Respondent admitted a pattern of domain name registrations, maintaining it was engaging in legitimate advertising. “Bulldog has acquired numerous domain names, including those in dispute.” “To reach as many customers as possible, Bulldog has marketed their services to State Farm customers, as well as other insurance customers.” (Attachment “A” Response) The Panel concluded that Respondent engaged in a pattern of abusive domain name registrations. (Poliy 4(b)(ii))
Clearly by registering the five disputed domain names, Respondent intentionally attempted to attract for commercial gain internet users to its website by creating a likelihood of confusion with the Complainant’s mark as to the source, sponsorship, affiliation, or endorsement of its website and of products and services offered on the website. The Respondent admitted in particular, being aware of Complainant’s Cat Team and of the fact that it handles claims for hail damage and hail repair. The disputed domain names clearly create the association, which was both, inappropriate and without permission that Respondent was legitimately connected with Complainant’s hail damage insurance and claims business. (Policy 4(b)(iv))
The Panel concluded that the evidence supported a finding that the Registration and use of the domain names was in bad faith within the meaning of 4(b)(ii) and 4(b)(iv) of the Policy. The Complainant proved bad faith registration and use, the final element necessary to establish an abusive domain name registration, and that Complainant was entitled to have the domain names transferred from Respondent.

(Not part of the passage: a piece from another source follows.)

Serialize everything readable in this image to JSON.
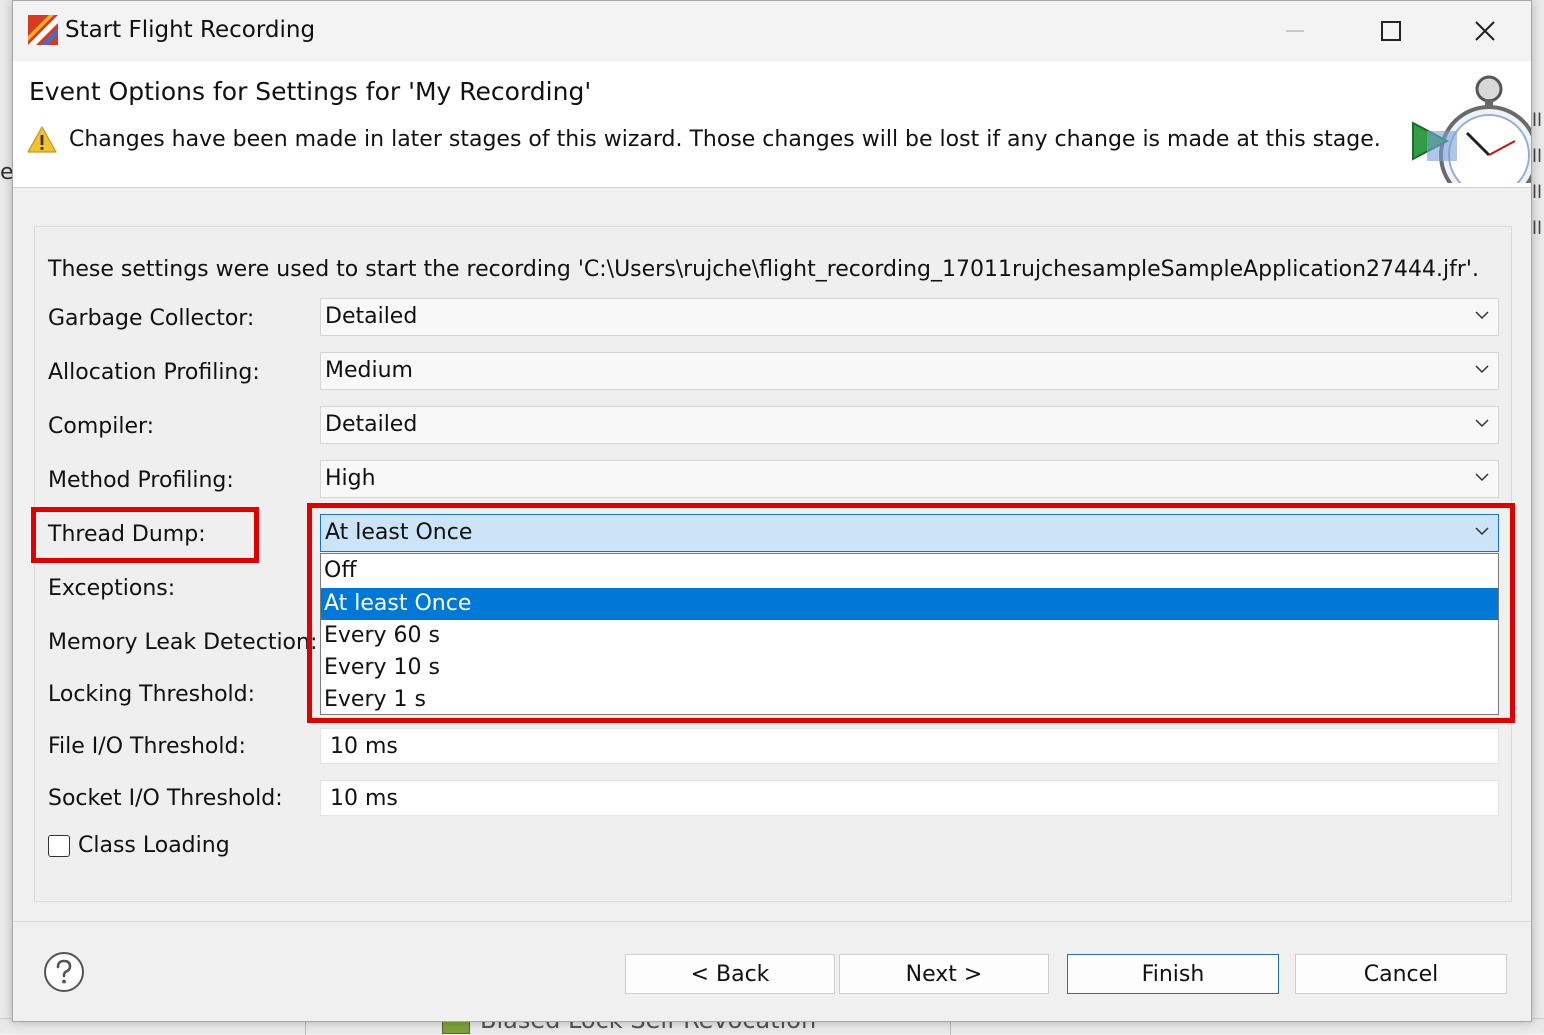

DECISION AND ORDER
Based upon the above findings and conclusions, and pursuant to Rule 4(i) it is directed that the domain names, statefarmcatteam.com, statefarmhail.com, statefarmhailrepair.com, statefarmhailteam.com and statefarmsavings.com be transferred to the Complainant.
Dated: May 27, 2000 James Alan Crary, Arbitrator